Task prompt: From the records below, find each line with the string "value" and copy it.

Data in this exercise:

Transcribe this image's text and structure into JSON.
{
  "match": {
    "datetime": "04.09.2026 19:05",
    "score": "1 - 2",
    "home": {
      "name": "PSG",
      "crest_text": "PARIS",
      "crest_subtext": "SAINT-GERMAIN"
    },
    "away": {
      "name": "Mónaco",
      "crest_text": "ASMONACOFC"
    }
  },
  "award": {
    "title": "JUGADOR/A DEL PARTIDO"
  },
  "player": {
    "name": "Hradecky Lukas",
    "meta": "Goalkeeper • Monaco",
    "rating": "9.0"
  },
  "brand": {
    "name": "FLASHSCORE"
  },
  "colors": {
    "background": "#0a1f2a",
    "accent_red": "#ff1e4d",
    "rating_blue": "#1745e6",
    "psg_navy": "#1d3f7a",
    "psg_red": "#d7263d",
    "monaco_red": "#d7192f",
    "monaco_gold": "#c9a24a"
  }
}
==
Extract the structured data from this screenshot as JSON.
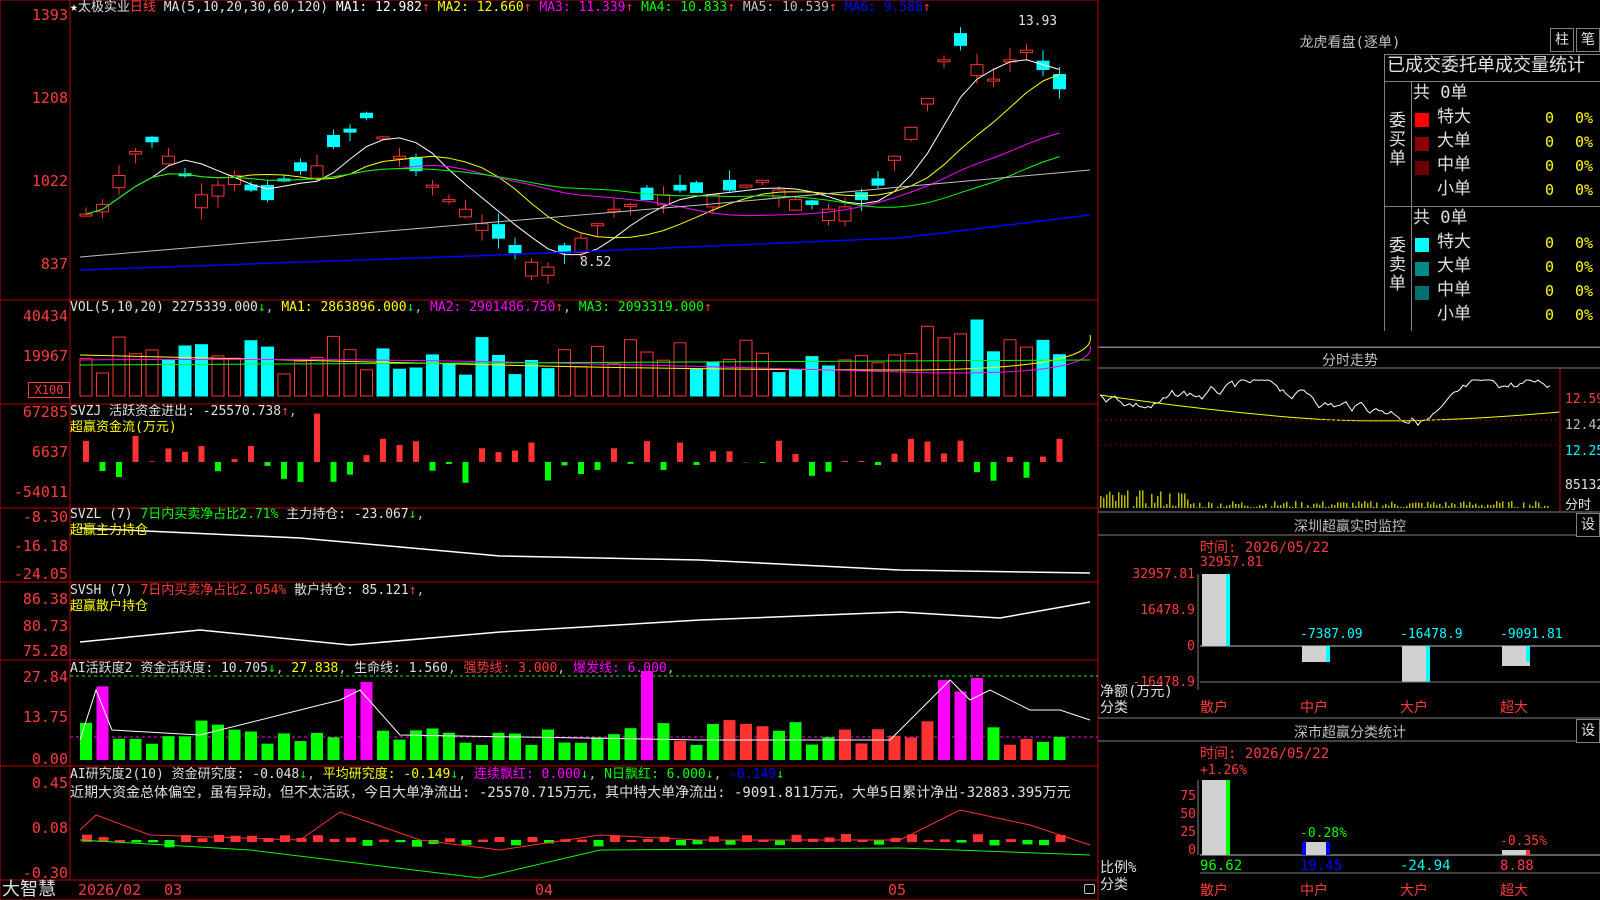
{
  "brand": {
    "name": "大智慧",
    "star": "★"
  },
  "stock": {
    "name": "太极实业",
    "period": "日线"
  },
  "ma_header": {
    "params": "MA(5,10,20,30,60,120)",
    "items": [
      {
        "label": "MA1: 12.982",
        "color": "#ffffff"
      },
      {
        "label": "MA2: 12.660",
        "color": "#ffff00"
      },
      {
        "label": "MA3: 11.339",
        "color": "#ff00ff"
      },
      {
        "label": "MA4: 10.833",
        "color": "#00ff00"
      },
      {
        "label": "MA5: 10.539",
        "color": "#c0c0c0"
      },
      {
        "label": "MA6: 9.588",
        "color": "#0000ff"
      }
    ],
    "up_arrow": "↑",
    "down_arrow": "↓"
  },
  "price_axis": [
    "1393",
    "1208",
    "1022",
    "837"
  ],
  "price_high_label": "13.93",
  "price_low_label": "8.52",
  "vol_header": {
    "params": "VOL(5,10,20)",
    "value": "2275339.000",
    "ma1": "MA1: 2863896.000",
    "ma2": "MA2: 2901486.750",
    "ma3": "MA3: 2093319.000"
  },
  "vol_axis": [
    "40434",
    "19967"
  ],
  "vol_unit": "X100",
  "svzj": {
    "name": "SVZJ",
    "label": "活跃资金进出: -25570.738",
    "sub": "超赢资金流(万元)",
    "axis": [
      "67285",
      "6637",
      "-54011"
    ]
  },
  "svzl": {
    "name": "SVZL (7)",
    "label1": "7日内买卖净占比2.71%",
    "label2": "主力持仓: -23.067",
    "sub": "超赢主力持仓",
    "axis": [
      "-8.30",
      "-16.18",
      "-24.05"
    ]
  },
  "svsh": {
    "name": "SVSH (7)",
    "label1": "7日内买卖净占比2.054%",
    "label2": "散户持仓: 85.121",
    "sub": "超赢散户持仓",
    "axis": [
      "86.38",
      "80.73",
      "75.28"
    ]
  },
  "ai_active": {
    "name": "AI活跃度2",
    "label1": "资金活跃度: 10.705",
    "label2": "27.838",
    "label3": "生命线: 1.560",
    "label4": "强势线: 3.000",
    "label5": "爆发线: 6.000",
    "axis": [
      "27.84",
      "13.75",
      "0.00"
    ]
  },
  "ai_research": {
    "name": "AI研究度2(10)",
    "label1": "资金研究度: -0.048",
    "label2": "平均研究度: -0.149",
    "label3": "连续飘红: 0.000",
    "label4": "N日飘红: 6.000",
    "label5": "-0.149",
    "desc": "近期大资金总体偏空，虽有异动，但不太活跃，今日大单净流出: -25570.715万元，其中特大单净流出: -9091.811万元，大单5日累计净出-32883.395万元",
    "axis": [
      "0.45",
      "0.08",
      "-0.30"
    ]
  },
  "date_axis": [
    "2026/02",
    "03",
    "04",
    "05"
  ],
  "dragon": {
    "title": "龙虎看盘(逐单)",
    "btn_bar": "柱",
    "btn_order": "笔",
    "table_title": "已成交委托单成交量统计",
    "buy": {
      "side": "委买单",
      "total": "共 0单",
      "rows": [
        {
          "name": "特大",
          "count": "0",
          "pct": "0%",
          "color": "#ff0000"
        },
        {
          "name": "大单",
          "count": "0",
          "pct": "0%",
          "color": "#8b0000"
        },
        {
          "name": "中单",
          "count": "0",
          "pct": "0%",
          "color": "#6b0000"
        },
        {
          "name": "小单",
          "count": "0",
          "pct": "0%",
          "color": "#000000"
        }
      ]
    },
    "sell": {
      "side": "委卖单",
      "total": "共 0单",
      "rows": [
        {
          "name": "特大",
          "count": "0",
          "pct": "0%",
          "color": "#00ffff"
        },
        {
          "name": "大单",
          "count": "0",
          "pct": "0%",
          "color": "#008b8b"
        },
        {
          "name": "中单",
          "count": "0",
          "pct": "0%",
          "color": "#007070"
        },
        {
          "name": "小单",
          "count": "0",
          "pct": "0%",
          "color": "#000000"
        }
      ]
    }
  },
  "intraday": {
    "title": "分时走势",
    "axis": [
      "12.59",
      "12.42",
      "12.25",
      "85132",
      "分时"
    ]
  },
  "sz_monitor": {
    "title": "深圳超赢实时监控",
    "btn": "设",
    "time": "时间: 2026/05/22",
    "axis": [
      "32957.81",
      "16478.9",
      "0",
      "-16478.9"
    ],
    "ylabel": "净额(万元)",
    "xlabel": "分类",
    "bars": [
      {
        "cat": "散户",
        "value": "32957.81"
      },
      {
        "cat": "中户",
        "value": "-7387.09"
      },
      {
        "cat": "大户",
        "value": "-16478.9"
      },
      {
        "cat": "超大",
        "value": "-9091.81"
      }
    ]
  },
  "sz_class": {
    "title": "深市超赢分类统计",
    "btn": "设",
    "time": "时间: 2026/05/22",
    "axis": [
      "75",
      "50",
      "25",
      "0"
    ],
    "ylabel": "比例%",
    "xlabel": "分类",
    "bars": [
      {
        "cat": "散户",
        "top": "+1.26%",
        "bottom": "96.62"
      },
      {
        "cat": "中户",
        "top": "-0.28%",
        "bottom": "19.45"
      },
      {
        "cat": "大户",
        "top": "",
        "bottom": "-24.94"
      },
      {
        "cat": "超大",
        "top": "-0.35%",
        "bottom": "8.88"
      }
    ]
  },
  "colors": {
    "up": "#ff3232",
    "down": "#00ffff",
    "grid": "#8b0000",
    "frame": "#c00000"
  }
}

Solution for this task:
    "value": "2275339.000",
        "value": "32957.81"
        "value": "-7387.09"
        "value": "-16478.9"
        "value": "-9091.81"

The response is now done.